_Assignment_
Whatever the listing holds, output it without alteration.

_Data shown_
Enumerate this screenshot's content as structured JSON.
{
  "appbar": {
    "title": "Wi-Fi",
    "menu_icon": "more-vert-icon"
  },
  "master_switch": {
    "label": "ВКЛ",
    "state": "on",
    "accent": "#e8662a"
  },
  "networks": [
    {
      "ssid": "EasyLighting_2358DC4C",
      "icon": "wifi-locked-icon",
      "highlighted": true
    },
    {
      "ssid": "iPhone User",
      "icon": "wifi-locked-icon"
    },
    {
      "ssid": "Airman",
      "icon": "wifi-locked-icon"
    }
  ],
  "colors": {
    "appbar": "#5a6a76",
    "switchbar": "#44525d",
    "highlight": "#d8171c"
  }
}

_Response for this exercise_
Enumerate this screenshot's content as structured JSON.
{
  "appbar": {
    "title": "Wi-Fi",
    "menu_icon": "more-vert-icon"
  },
  "master_switch": {
    "label": "ВКЛ",
    "state": "on",
    "accent": "#e8662a"
  },
  "networks": [
    {
      "ssid": "EasyLighting_2358DC4C",
      "icon": "wifi-locked-icon",
      "highlighted": true
    },
    {
      "ssid": "iPhone User",
      "icon": "wifi-locked-icon"
    },
    {
      "ssid": "Airman",
      "icon": "wifi-locked-icon"
    }
  ],
  "colors": {
    "appbar": "#5a6a76",
    "switchbar": "#44525d",
    "highlight": "#d8171c"
  }
}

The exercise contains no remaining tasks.